What the exercise asks
Please retype the data below line for line and leave out every picture.
┏━━
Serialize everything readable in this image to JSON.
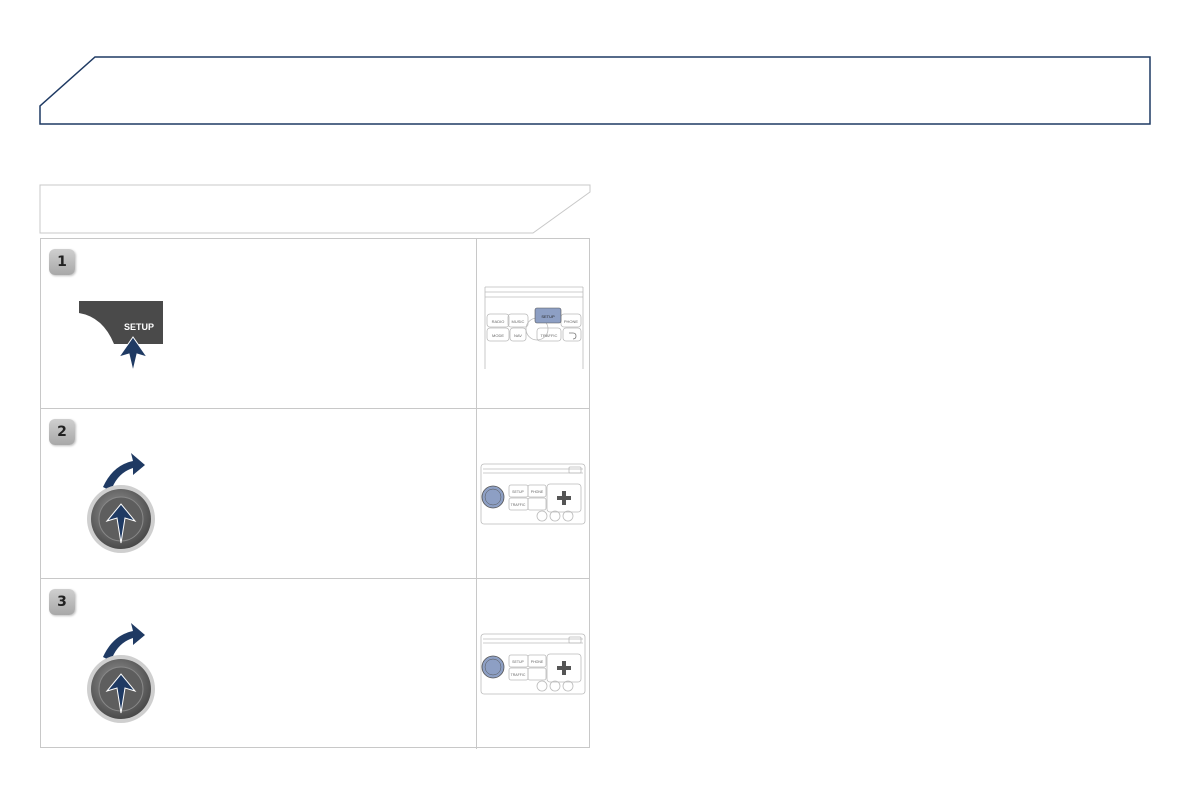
{
  "steps": [
    {
      "number": "1",
      "button_label": "SETUP"
    },
    {
      "number": "2"
    },
    {
      "number": "3"
    }
  ],
  "panel_labels": {
    "radio": "RADIO",
    "music": "MUSIC",
    "setup": "SETUP",
    "phone": "PHONE",
    "mode": "MODE",
    "nav": "NAV",
    "traffic": "TRAFFIC"
  },
  "icons": [
    "setup-button-icon",
    "press-arrow-icon",
    "rotary-knob-icon",
    "rotate-arrow-icon",
    "back-icon"
  ],
  "colors": {
    "accent": "#1f3a63",
    "panel_border": "#c8c8c8",
    "setup_button": "#4a4a4a",
    "knob": "#6a6a6a"
  }
}
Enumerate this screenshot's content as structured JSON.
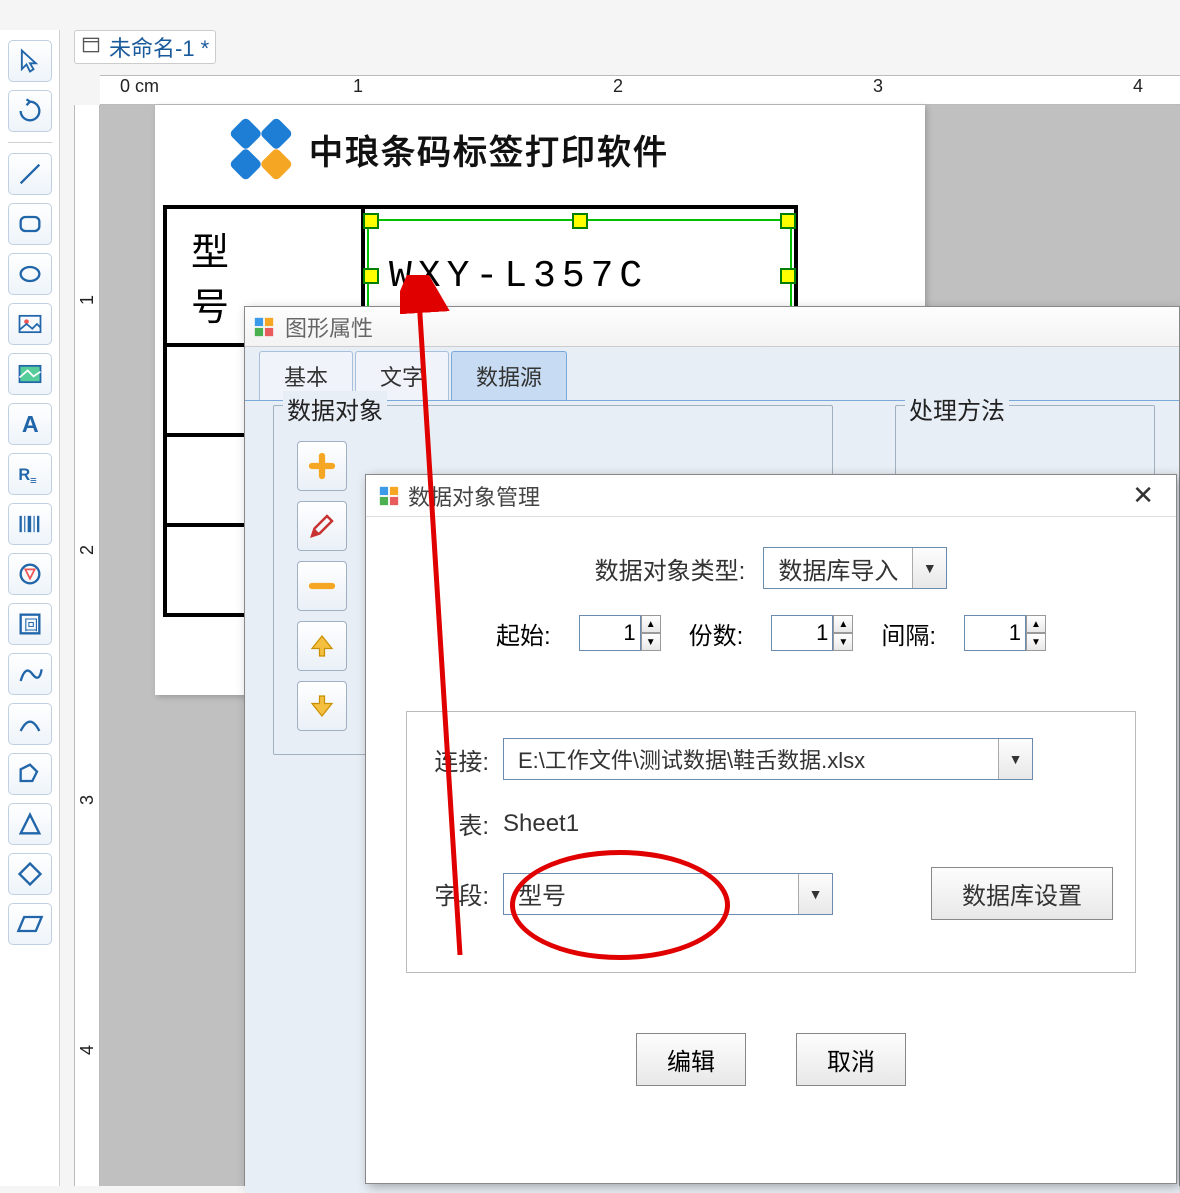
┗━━
Answer to this exercise
Serialize everything readable in this image to JSON.
{
  "steps": [
    {
      "number": "1",
      "button_label": "SETUP"
    },
    {
      "number": "2"
    },
    {
      "number": "3"
    }
  ],
  "panel_labels": {
    "radio": "RADIO",
    "music": "MUSIC",
    "setup": "SETUP",
    "phone": "PHONE",
    "mode": "MODE",
    "nav": "NAV",
    "traffic": "TRAFFIC"
  },
  "icons": [
    "setup-button-icon",
    "press-arrow-icon",
    "rotary-knob-icon",
    "rotate-arrow-icon",
    "back-icon"
  ],
  "colors": {
    "accent": "#1f3a63",
    "panel_border": "#c8c8c8",
    "setup_button": "#4a4a4a",
    "knob": "#6a6a6a"
  }
}
Enumerate this screenshot's content as structured JSON.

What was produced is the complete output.